    (a) In General- The Secretary of the Treasury shall not exercise the additional borrowing authority under subsection (b) ofsection 3101 of title 31, United States Code until the date that the Archivist of the United States transmits to the States S.J. Res. 10 as introduced on March 31, 2011, a balanced budget amendment to the Constitution, or a similar amendment provided it requires that total outlays not exceed total receipts, that contains a spending limitation as a percentage of GDP, and requires that tax increases be approved by a super-majority vote in both houses of Congress, for their ratification.

     

    (b) Amendment to Title 31- Effective on the date that the Archivist of the United States transmits to the States S.J. Res. 10, a balanced budget amendment to the Constitution, or a similar amendment provided it requires that total outlays not exceed total receipts, that contains a spending limitation as a percentage of GDP, and requires that tax increases be approved by a super-majority vote in both houses of Congress, for their ratification, subsection (b) of section 3101 of title 31, United States Code, is amended by striking the dollar limitation contained in such subsection and inserting $16,700,000,000,000.

     

Calendar No. 97

 

112th CONGRESS

 

1st Session

 

S. 1340

 

A BILL

 

To cut, cap, and balance the Federal budget.

 

Gov. Tim Pawlenty To Sign Cut, Cap, Balance Pledge

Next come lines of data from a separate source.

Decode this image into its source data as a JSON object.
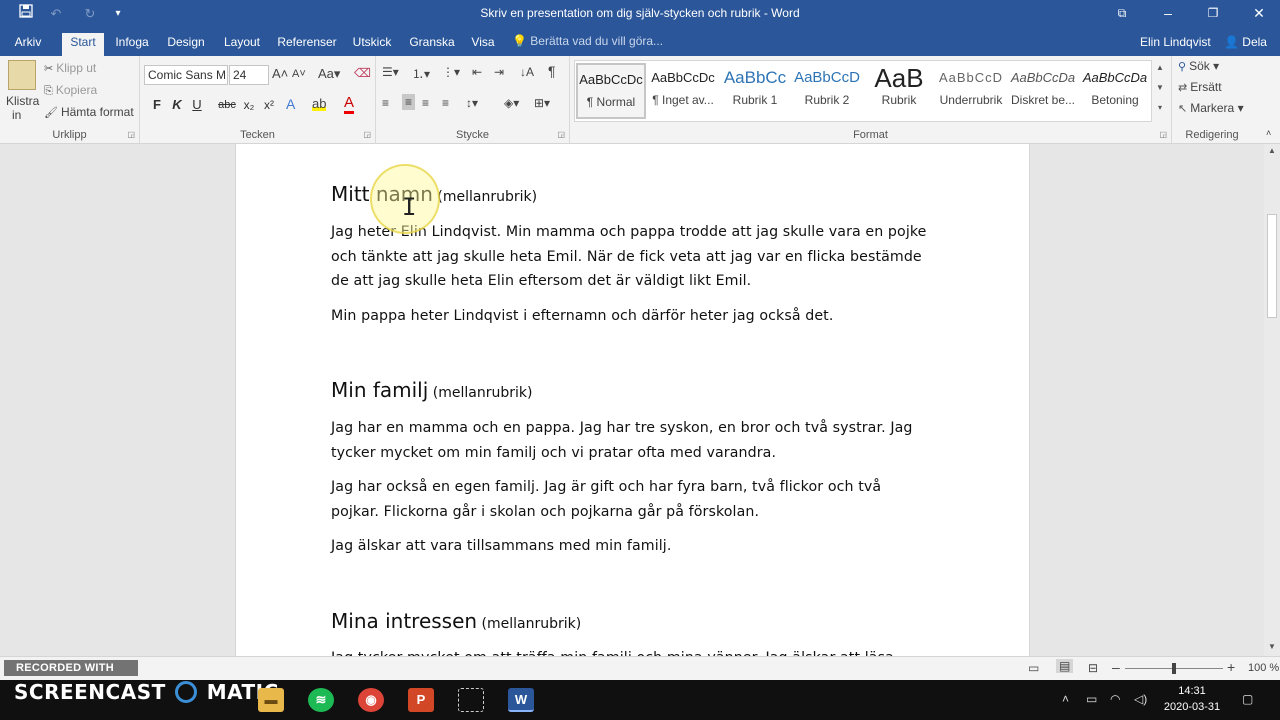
{
  "window": {
    "title": "Skriv en presentation om dig själv-stycken och rubrik - Word",
    "save_icon": "save-icon",
    "undo_icon": "undo-icon",
    "redo_icon": "redo-icon"
  },
  "tabs": [
    {
      "label": "Arkiv"
    },
    {
      "label": "Start"
    },
    {
      "label": "Infoga"
    },
    {
      "label": "Design"
    },
    {
      "label": "Layout"
    },
    {
      "label": "Referenser"
    },
    {
      "label": "Utskick"
    },
    {
      "label": "Granska"
    },
    {
      "label": "Visa"
    }
  ],
  "tellme": "Berätta vad du vill göra...",
  "user": {
    "name": "Elin Lindqvist",
    "share_label": "Dela"
  },
  "ribbon": {
    "clipboard": {
      "paste_label": "Klistra",
      "paste_sub": "in",
      "cut": "Klipp ut",
      "copy": "Kopiera",
      "format_painter": "Hämta format",
      "group": "Urklipp"
    },
    "font": {
      "name": "Comic Sans M",
      "size": "24",
      "group": "Tecken",
      "bold": "F",
      "italic": "K",
      "underline": "U",
      "strike": "abc",
      "subscript": "x₂",
      "superscript": "x²"
    },
    "paragraph": {
      "group": "Stycke"
    },
    "styles": {
      "group": "Format",
      "items": [
        {
          "preview": "AaBbCcDc",
          "name": "¶ Normal"
        },
        {
          "preview": "AaBbCcDc",
          "name": "¶ Inget av..."
        },
        {
          "preview": "AaBbCc",
          "name": "Rubrik 1"
        },
        {
          "preview": "AaBbCcD",
          "name": "Rubrik 2"
        },
        {
          "preview": "AaB",
          "name": "Rubrik"
        },
        {
          "preview": "AaBbCcD",
          "name": "Underrubrik"
        },
        {
          "preview": "AaBbCcDa",
          "name": "Diskret be..."
        },
        {
          "preview": "AaBbCcDa",
          "name": "Betoning"
        }
      ]
    },
    "editing": {
      "search": "Sök",
      "replace": "Ersätt",
      "select": "Markera",
      "group": "Redigering"
    }
  },
  "document": {
    "sections": [
      {
        "heading": "Mitt namn",
        "sub": " (mellanrubrik)",
        "paragraphs": [
          "Jag heter Elin Lindqvist. Min mamma och pappa trodde att jag skulle vara en pojke och tänkte att jag skulle heta Emil. När de fick veta att jag var en flicka bestämde de att jag skulle heta Elin eftersom det är väldigt likt Emil.",
          "Min pappa heter Lindqvist i efternamn och därför heter jag också det."
        ]
      },
      {
        "heading": "Min familj",
        "sub": " (mellanrubrik)",
        "paragraphs": [
          "Jag har en mamma och en pappa. Jag har tre syskon, en bror och två systrar. Jag tycker mycket om min familj och vi pratar ofta med varandra.",
          "Jag har också en egen familj. Jag är gift och har fyra barn, två flickor och två pojkar. Flickorna går i skolan och pojkarna går på förskolan.",
          "Jag älskar att vara tillsammans med min familj."
        ]
      },
      {
        "heading": "Mina intressen",
        "sub": " (mellanrubrik)",
        "paragraphs": [
          "Jag tycker mycket om att träffa min familj och mina vänner. Jag älskar att läsa"
        ]
      }
    ]
  },
  "status": {
    "watermark": "RECORDED WITH",
    "zoom": "100 %",
    "zoom_fraction": 0.5
  },
  "taskbar": {
    "brand": "SCREENCAST",
    "brand2": "MATIC",
    "time": "14:31",
    "date": "2020-03-31"
  }
}
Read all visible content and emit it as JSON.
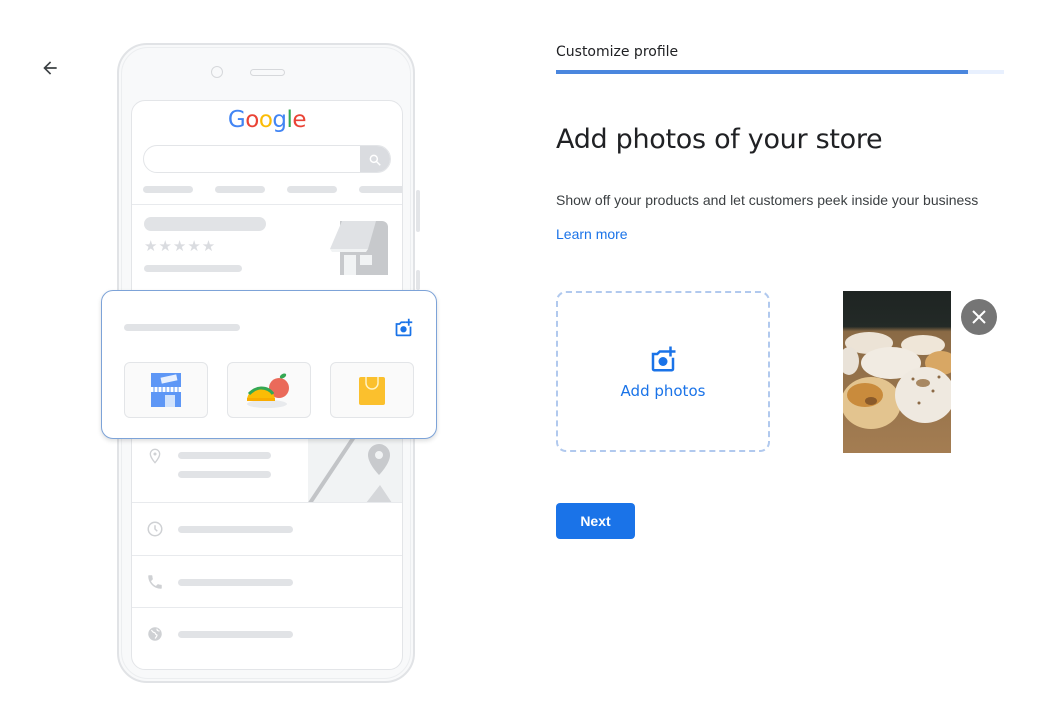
{
  "nav": {
    "back_icon": "arrow-back-icon"
  },
  "header": {
    "step_label": "Customize profile",
    "progress_percent": 92,
    "progress_color": "#4a86de"
  },
  "main": {
    "title": "Add photos of your store",
    "subtitle": "Show off your products and let customers peek inside your business",
    "learn_more": "Learn more",
    "add_photos": {
      "label": "Add photos",
      "icon": "add-photo-camera-icon"
    },
    "uploaded_photo": {
      "description": "Bagels on wooden board",
      "remove_icon": "close-icon"
    },
    "next_button": "Next"
  },
  "illustration": {
    "brand": {
      "letters": [
        "G",
        "o",
        "o",
        "g",
        "l",
        "e"
      ],
      "colors": [
        "#4285f4",
        "#ea4335",
        "#fbbc05",
        "#4285f4",
        "#34a853",
        "#ea4335"
      ]
    },
    "search_icon": "search-icon",
    "rating_stars": 5,
    "card_icon": "add-photo-camera-icon",
    "thumbnails": [
      "storefront-icon",
      "food-icon",
      "shopping-bag-icon"
    ],
    "info_rows": [
      "location-pin-icon",
      "clock-icon",
      "phone-icon",
      "globe-icon"
    ]
  },
  "colors": {
    "accent": "#1a73e8",
    "dashed_border": "#b1c9ee",
    "remove_button": "#757575"
  }
}
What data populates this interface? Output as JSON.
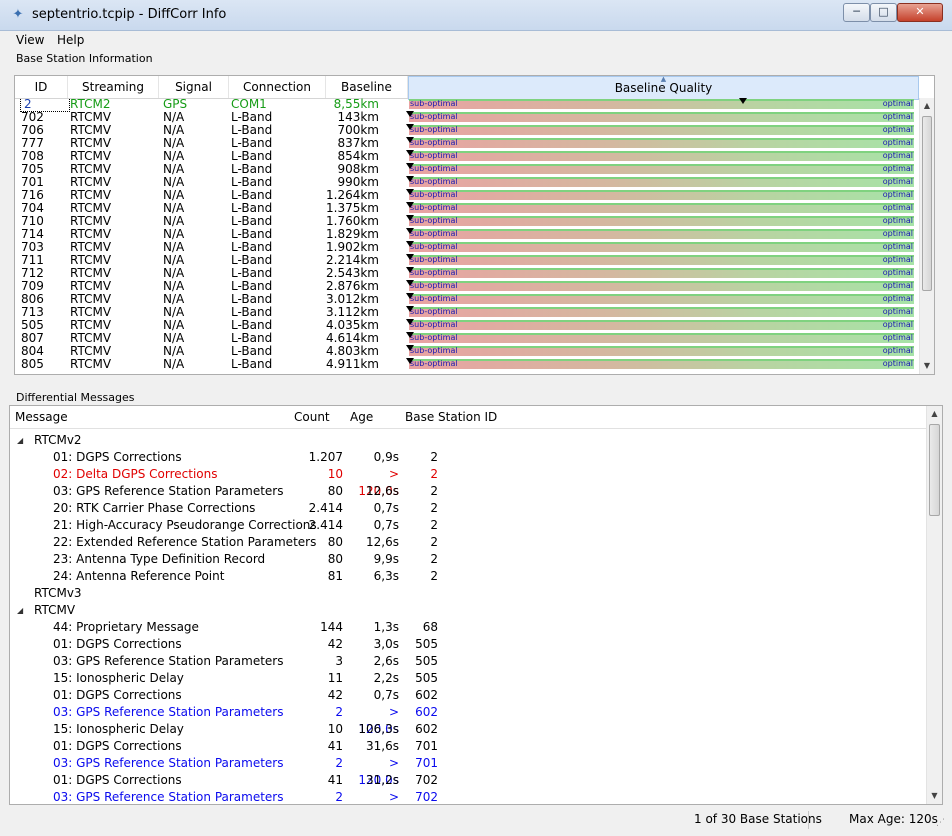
{
  "window": {
    "title": "septentrio.tcpip - DiffCorr Info",
    "minimize": "─",
    "maximize": "□",
    "close": "✕"
  },
  "menu": [
    "View",
    "Help"
  ],
  "base_station": {
    "group_label": "Base Station Information",
    "columns": {
      "id": "ID",
      "streaming": "Streaming",
      "signal": "Signal",
      "connection": "Connection",
      "baseline": "Baseline",
      "quality": "Baseline Quality"
    },
    "quality_labels": {
      "low": "sub-optimal",
      "high": "optimal"
    },
    "rows": [
      {
        "id": "2",
        "streaming": "RTCM2",
        "signal": "GPS",
        "connection": "COM1",
        "baseline": "8,55km",
        "quality": 0.66,
        "active": true
      },
      {
        "id": "702",
        "streaming": "RTCMV",
        "signal": "N/A",
        "connection": "L-Band",
        "baseline": "143km",
        "quality": 0.0
      },
      {
        "id": "706",
        "streaming": "RTCMV",
        "signal": "N/A",
        "connection": "L-Band",
        "baseline": "700km",
        "quality": 0.0
      },
      {
        "id": "777",
        "streaming": "RTCMV",
        "signal": "N/A",
        "connection": "L-Band",
        "baseline": "837km",
        "quality": 0.0
      },
      {
        "id": "708",
        "streaming": "RTCMV",
        "signal": "N/A",
        "connection": "L-Band",
        "baseline": "854km",
        "quality": 0.0
      },
      {
        "id": "705",
        "streaming": "RTCMV",
        "signal": "N/A",
        "connection": "L-Band",
        "baseline": "908km",
        "quality": 0.0
      },
      {
        "id": "701",
        "streaming": "RTCMV",
        "signal": "N/A",
        "connection": "L-Band",
        "baseline": "990km",
        "quality": 0.0
      },
      {
        "id": "716",
        "streaming": "RTCMV",
        "signal": "N/A",
        "connection": "L-Band",
        "baseline": "1.264km",
        "quality": 0.0
      },
      {
        "id": "704",
        "streaming": "RTCMV",
        "signal": "N/A",
        "connection": "L-Band",
        "baseline": "1.375km",
        "quality": 0.0
      },
      {
        "id": "710",
        "streaming": "RTCMV",
        "signal": "N/A",
        "connection": "L-Band",
        "baseline": "1.760km",
        "quality": 0.0
      },
      {
        "id": "714",
        "streaming": "RTCMV",
        "signal": "N/A",
        "connection": "L-Band",
        "baseline": "1.829km",
        "quality": 0.0
      },
      {
        "id": "703",
        "streaming": "RTCMV",
        "signal": "N/A",
        "connection": "L-Band",
        "baseline": "1.902km",
        "quality": 0.0
      },
      {
        "id": "711",
        "streaming": "RTCMV",
        "signal": "N/A",
        "connection": "L-Band",
        "baseline": "2.214km",
        "quality": 0.0
      },
      {
        "id": "712",
        "streaming": "RTCMV",
        "signal": "N/A",
        "connection": "L-Band",
        "baseline": "2.543km",
        "quality": 0.0
      },
      {
        "id": "709",
        "streaming": "RTCMV",
        "signal": "N/A",
        "connection": "L-Band",
        "baseline": "2.876km",
        "quality": 0.0
      },
      {
        "id": "806",
        "streaming": "RTCMV",
        "signal": "N/A",
        "connection": "L-Band",
        "baseline": "3.012km",
        "quality": 0.0
      },
      {
        "id": "713",
        "streaming": "RTCMV",
        "signal": "N/A",
        "connection": "L-Band",
        "baseline": "3.112km",
        "quality": 0.0
      },
      {
        "id": "505",
        "streaming": "RTCMV",
        "signal": "N/A",
        "connection": "L-Band",
        "baseline": "4.035km",
        "quality": 0.0
      },
      {
        "id": "807",
        "streaming": "RTCMV",
        "signal": "N/A",
        "connection": "L-Band",
        "baseline": "4.614km",
        "quality": 0.0
      },
      {
        "id": "804",
        "streaming": "RTCMV",
        "signal": "N/A",
        "connection": "L-Band",
        "baseline": "4.803km",
        "quality": 0.0
      },
      {
        "id": "805",
        "streaming": "RTCMV",
        "signal": "N/A",
        "connection": "L-Band",
        "baseline": "4.911km",
        "quality": 0.0
      }
    ]
  },
  "diff_messages": {
    "group_label": "Differential Messages",
    "columns": {
      "message": "Message",
      "count": "Count",
      "age": "Age",
      "bsid": "Base Station ID"
    },
    "rows": [
      {
        "type": "cat",
        "label": "RTCMv2",
        "expanded": true
      },
      {
        "type": "msg",
        "message": "01: DGPS Corrections",
        "count": "1.207",
        "age": "0,9s",
        "bsid": "2",
        "style": "normal"
      },
      {
        "type": "msg",
        "message": "02: Delta DGPS Corrections",
        "count": "10",
        "age": "> 120,0s",
        "bsid": "2",
        "style": "red"
      },
      {
        "type": "msg",
        "message": "03: GPS Reference Station Parameters",
        "count": "80",
        "age": "12,6s",
        "bsid": "2",
        "style": "normal"
      },
      {
        "type": "msg",
        "message": "20: RTK Carrier Phase Corrections",
        "count": "2.414",
        "age": "0,7s",
        "bsid": "2",
        "style": "normal"
      },
      {
        "type": "msg",
        "message": "21: High-Accuracy Pseudorange Corrections",
        "count": "2.414",
        "age": "0,7s",
        "bsid": "2",
        "style": "normal"
      },
      {
        "type": "msg",
        "message": "22: Extended Reference Station Parameters",
        "count": "80",
        "age": "12,6s",
        "bsid": "2",
        "style": "normal"
      },
      {
        "type": "msg",
        "message": "23: Antenna Type Definition Record",
        "count": "80",
        "age": "9,9s",
        "bsid": "2",
        "style": "normal"
      },
      {
        "type": "msg",
        "message": "24: Antenna Reference Point",
        "count": "81",
        "age": "6,3s",
        "bsid": "2",
        "style": "normal"
      },
      {
        "type": "cat",
        "label": "RTCMv3",
        "expanded": false
      },
      {
        "type": "cat",
        "label": "RTCMV",
        "expanded": true
      },
      {
        "type": "msg",
        "message": "44: Proprietary Message",
        "count": "144",
        "age": "1,3s",
        "bsid": "68",
        "style": "normal"
      },
      {
        "type": "msg",
        "message": "01: DGPS Corrections",
        "count": "42",
        "age": "3,0s",
        "bsid": "505",
        "style": "normal"
      },
      {
        "type": "msg",
        "message": "03: GPS Reference Station Parameters",
        "count": "3",
        "age": "2,6s",
        "bsid": "505",
        "style": "normal"
      },
      {
        "type": "msg",
        "message": "15: Ionospheric Delay",
        "count": "11",
        "age": "2,2s",
        "bsid": "505",
        "style": "normal"
      },
      {
        "type": "msg",
        "message": "01: DGPS Corrections",
        "count": "42",
        "age": "0,7s",
        "bsid": "602",
        "style": "normal"
      },
      {
        "type": "msg",
        "message": "03: GPS Reference Station Parameters",
        "count": "2",
        "age": "> 120,0s",
        "bsid": "602",
        "style": "blue"
      },
      {
        "type": "msg",
        "message": "15: Ionospheric Delay",
        "count": "10",
        "age": "106,3s",
        "bsid": "602",
        "style": "normal"
      },
      {
        "type": "msg",
        "message": "01: DGPS Corrections",
        "count": "41",
        "age": "31,6s",
        "bsid": "701",
        "style": "normal"
      },
      {
        "type": "msg",
        "message": "03: GPS Reference Station Parameters",
        "count": "2",
        "age": "> 120,0s",
        "bsid": "701",
        "style": "blue"
      },
      {
        "type": "msg",
        "message": "01: DGPS Corrections",
        "count": "41",
        "age": "31,2s",
        "bsid": "702",
        "style": "normal"
      },
      {
        "type": "msg",
        "message": "03: GPS Reference Station Parameters",
        "count": "2",
        "age": "> 120,0s",
        "bsid": "702",
        "style": "blue"
      }
    ]
  },
  "status": {
    "stations": "1 of 30 Base Stations",
    "max_age": "Max Age: 120s"
  }
}
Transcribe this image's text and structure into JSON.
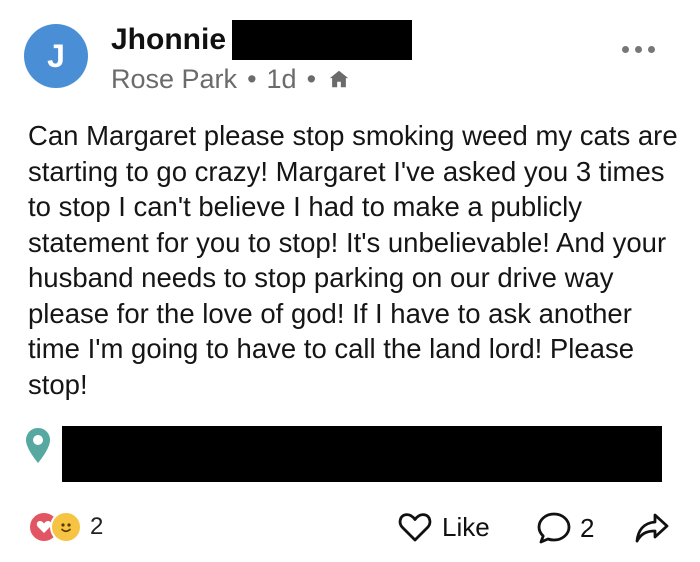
{
  "author": {
    "initial": "J",
    "name": "Jhonnie",
    "neighborhood": "Rose Park",
    "time": "1d",
    "separator": "•",
    "visibility_icon": "home-icon",
    "avatar_color": "#4a8fd6"
  },
  "menu": {
    "icon": "more-dots-icon"
  },
  "post": {
    "text": "Can Margaret please stop smoking weed my cats are starting to go crazy! Margaret I've asked you 3 times to stop I can't believe I had to make a publicly statement for you to stop! It's unbelievable! And your husband needs to stop parking on our drive way please for the love of god! If I have to ask another time I'm going to have to call the land lord! Please stop!"
  },
  "location": {
    "icon": "location-pin-icon",
    "pin_color": "#56a8a0"
  },
  "footer": {
    "reaction_count": "2",
    "like_label": "Like",
    "comment_count": "2"
  }
}
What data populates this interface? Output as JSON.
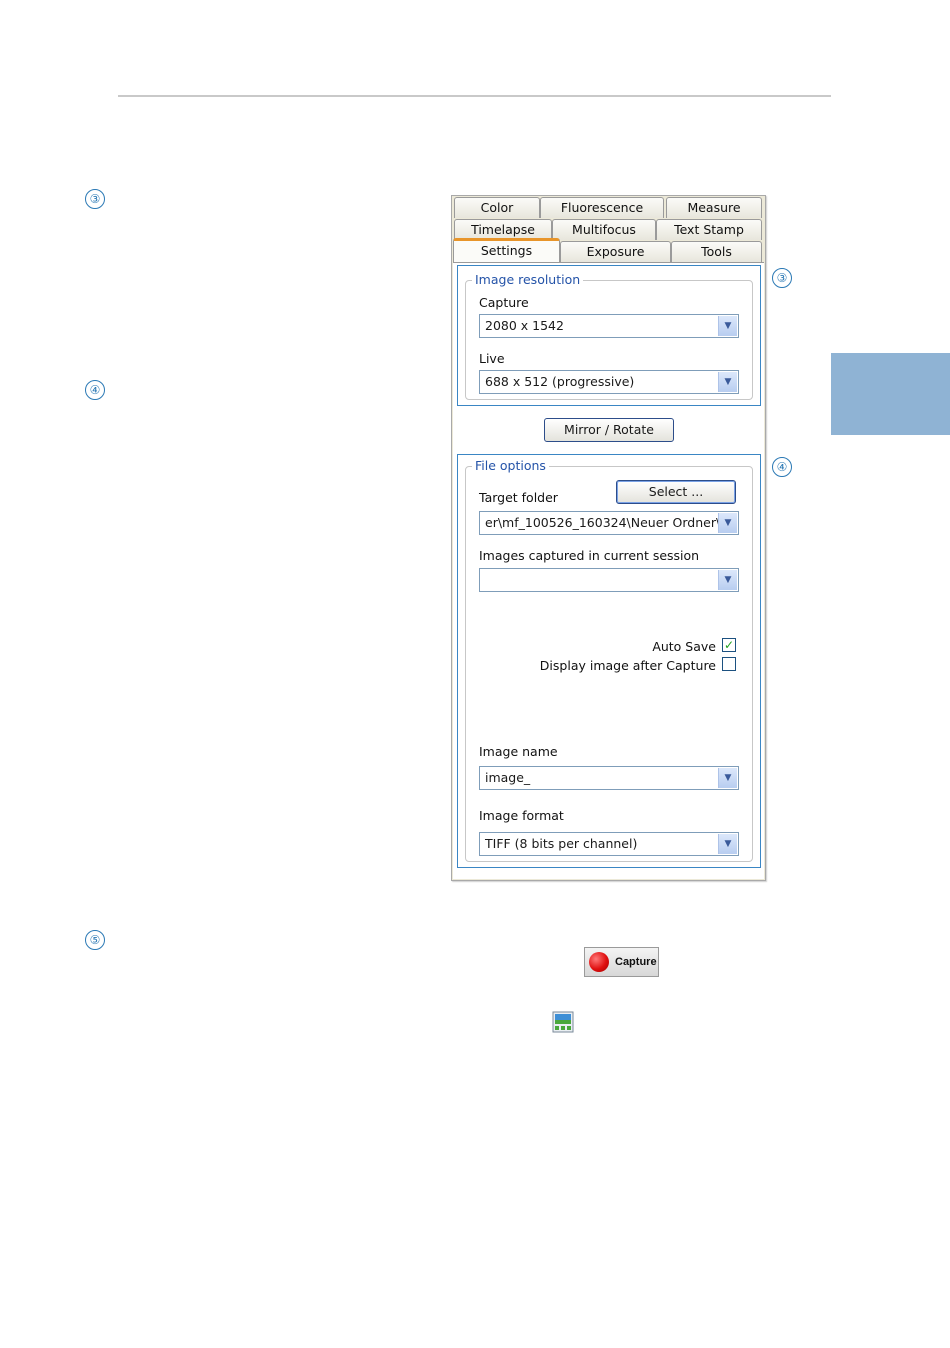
{
  "markers": {
    "three": "③",
    "four": "④",
    "five": "⑤"
  },
  "tabs": {
    "row1": [
      "Color",
      "Fluorescence",
      "Measure"
    ],
    "row2": [
      "Timelapse",
      "Multifocus",
      "Text Stamp"
    ],
    "row3": [
      "Settings",
      "Exposure",
      "Tools"
    ],
    "active": "Settings"
  },
  "image_resolution": {
    "legend": "Image resolution",
    "capture_label": "Capture",
    "capture_value": "2080 x 1542",
    "live_label": "Live",
    "live_value": "688 x 512 (progressive)"
  },
  "mirror_button": "Mirror / Rotate",
  "file_options": {
    "legend": "File options",
    "target_folder_label": "Target folder",
    "select_button": "Select ...",
    "target_folder_value": "er\\mf_100526_160324\\Neuer Ordner\\",
    "images_session_label": "Images captured in current session",
    "images_session_value": "",
    "auto_save_label": "Auto Save",
    "auto_save_checked": true,
    "display_after_label": "Display image after Capture",
    "display_after_checked": false,
    "image_name_label": "Image name",
    "image_name_value": "image_",
    "image_format_label": "Image format",
    "image_format_value": "TIFF (8 bits per channel)"
  },
  "capture_button": {
    "label": "Capture",
    "icon": "record-icon"
  },
  "image_view_icon": "image-gallery-icon",
  "colors": {
    "accent_blue": "#2b79b5",
    "side_tab": "#8fb3d4",
    "active_tab_line": "#e8952a"
  }
}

MINNEAPOLIS — Governor Pawlenty released the following statement today after being the first 2012 presidential candidate to sign the Cut, Cap, Balance pledge.

“I am encouraged by this measure that underscores the dire need to cut spending and balance the budget. Like my economic plan, this pledge will serve to reverse decades of Washington’s fiscal mismanagement,” Gov. Pawlenty said. “Washington has continued to kick the problem of out-of-control spending down the road. President Obama’s economic policies have failed and his Administration has racked up historic burdens of debt for future generations. As president, I would significantly cut federal spending, enforce a spending cap, and pass a Constitutional amendment to balance the budget, so I obviously support congressional leaders who are trying to do that now.”

Gov. Pawlenty recently unveiled his economic plan, ‘A Better Deal,’ at a speech at the University of Chicago where he proposed a constitutional amendment to balance the budget with a federal spending cap of around 18% of GDP. Earlier this year, he warned against raising the debt limit and urged others to reform entitlement spending in a Washington Post Op-ed. Gov. Pawlenty cut state government spending in real terms for the first time in Minnesota’s history and balanced the budget every year during his two terms.